Do you ever play the what if I won the lottery game at home? My husband and I like to play this (probably a little too often.) There are the obvious choices of buying a nice house, getting new (and working???) cars, going on vacation, etc. I had always thought that I’d want to go get my Master’s in creative writing. I always thought I’d wind up writing and am still surprised that I wound up in the accounting field. Lately, I think I’d like to study folk arts. Knitting, spinning and other crafts interest me. Unfortunately, money is still a factor so I will have to be satisfied with just having hobbies but I’d truly love to study the crafts of cultures around the world. These were and still are more than the hobbies that keep them busy but instead kept them clothed and warm.
Oh and if we won the lottery, I want a huge RV and to travel the country while knitting, spinning, and doing what ever makes me happy!
I’m running around getting ready to fly to NY on short notice thanks to a death in the family. I’m in the middle of knitting a skirt, which unfortunately thanks my not so tiny waist is a big project. I find some lacy yarn and decide that my backup project will be a lacy shawl/scarf. I need something that I can hide in my purse.
Now it’s time to get my bag ready. No scissors, the TSA doesn’t like those. How many knitting needles are too many to take on a carry on? I am to bring my knitpicks stash but what if they say I can’t bring it on the plane. Better to lose one or two needles than my whole set. I have to go through the stitch holders and make sure nothing looks dangerous.
Now I’m also worrying that the pattern I picked out for the scarf/shawl is too complicated. I don’t think I’ll be able to pull off knitting during the wake, but I want to be able to bring it out at other times. What if my flight is delayed twelve hours like the last time I flew home from NY? I know, I am overreacting. Is this knitting a hobby or an addiction? I am getting anxious trying to decide what I’m bringing.
I’ll figure it out somehow and will write more later.
Unfortunately the knit bunny is still not done. Time is precious and in short supply. Every year my Mom and her boyfriend set up at an antique engine show/flea market in Zolfo Springs, Florida. I drive up and visit every year. Usually I walk through the show and flea market looking for odds and ends. Two years earlier I was looking for a spinning wheel and found one on the drive home at an antique store. Unfortunately it was missing quite a few pieces and it never did work. However, it inspired research and knowledge of spinning that I am still gathering.
This year I brought my very own Kromski Sonata spinning wheel.
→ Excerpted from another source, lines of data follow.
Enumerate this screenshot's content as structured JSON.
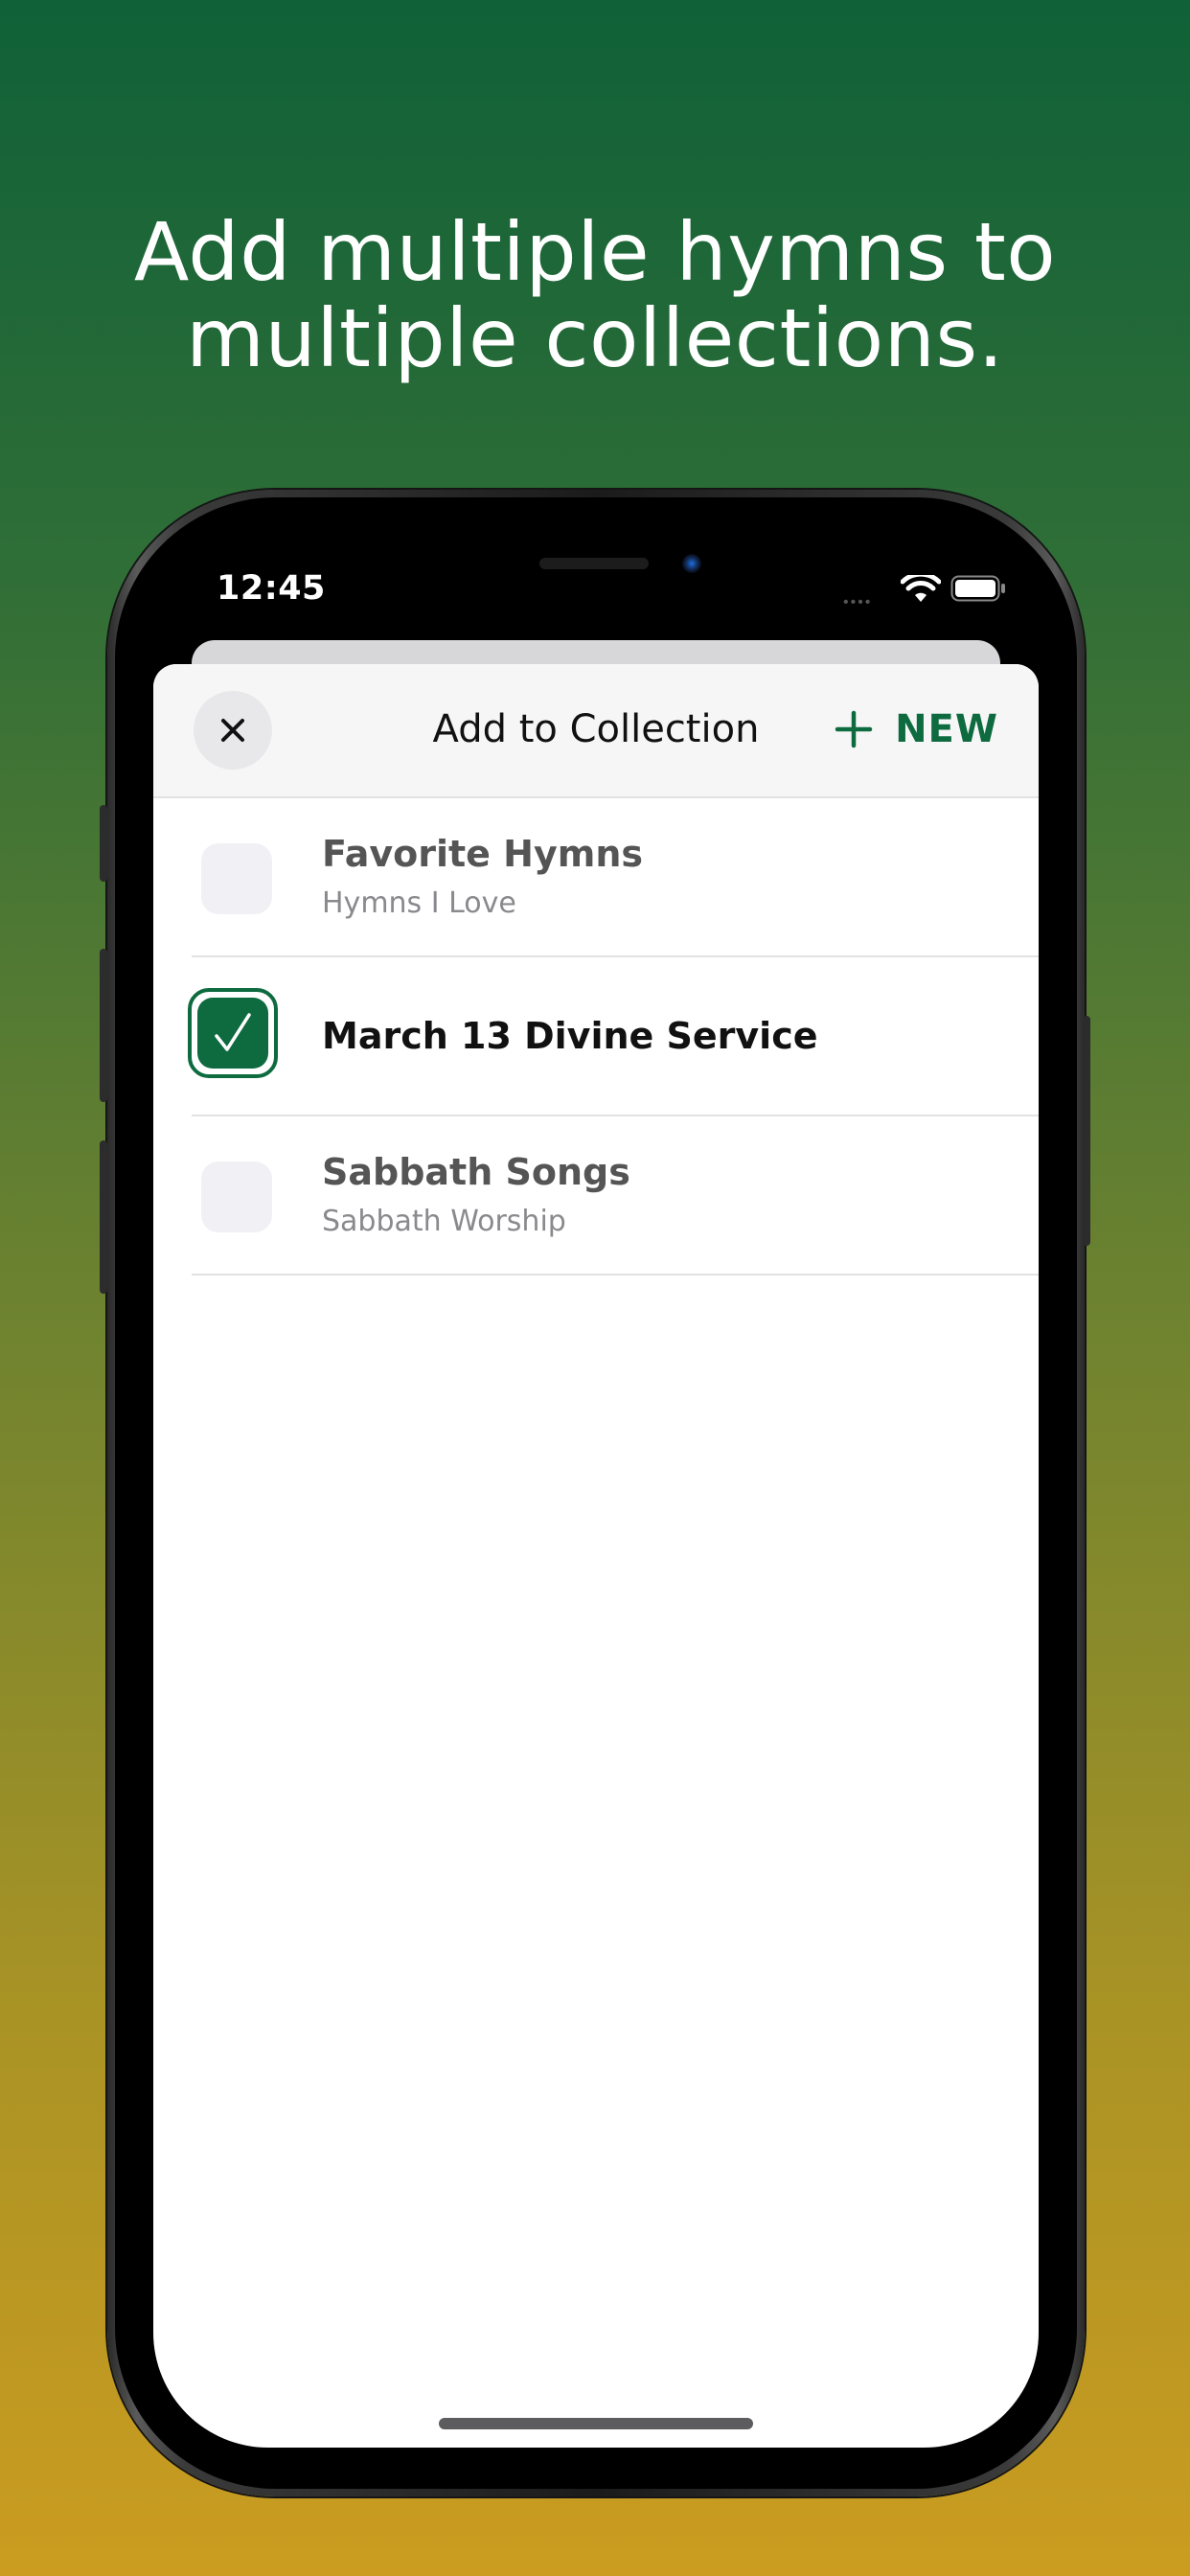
{
  "headline": {
    "line1": "Add multiple hymns to",
    "line2": "multiple collections."
  },
  "status_bar": {
    "time": "12:45"
  },
  "sheet": {
    "title": "Add to Collection",
    "new_label": "NEW"
  },
  "collections": [
    {
      "title": "Favorite Hymns",
      "subtitle": "Hymns I Love",
      "checked": false
    },
    {
      "title": "March 13 Divine Service",
      "subtitle": "",
      "checked": true
    },
    {
      "title": "Sabbath Songs",
      "subtitle": "Sabbath Worship",
      "checked": false
    }
  ],
  "colors": {
    "accent": "#0e6b3f",
    "gradient_top": "#106138",
    "gradient_bottom": "#cb9c20"
  },
  "icons": {
    "close": "close-icon",
    "new": "plus-icon",
    "check": "checkmark-icon",
    "wifi": "wifi-icon",
    "battery": "battery-icon"
  }
}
In the beginning, I set it up behind the tables of stuff for sale and people were coming right up to the tables and watching me. I had a man who owned alpacas in North Carolina tell me they spin the fibers all the time and he has fiber for sale as high as $130 an ounce. I also had a mechanical engineer come up to me and just watch analyzing the movements from the treadle on up.
The best part of the experience was when two young children who didn’t speak English came up to me. First they were standing back, fascinated. Some one guided them closer and I pulled out the bunch of wool roving from my bag and had them touch it. Then I tore off small bits of drafted fiber which is looser and easier to spin. Finally I pointed to my handmade niddy noddy with the twisted yarn. I can only hope that some day they’ll remember the day they saw the lady using the spinning wheel and will try their hands at crafts themselves.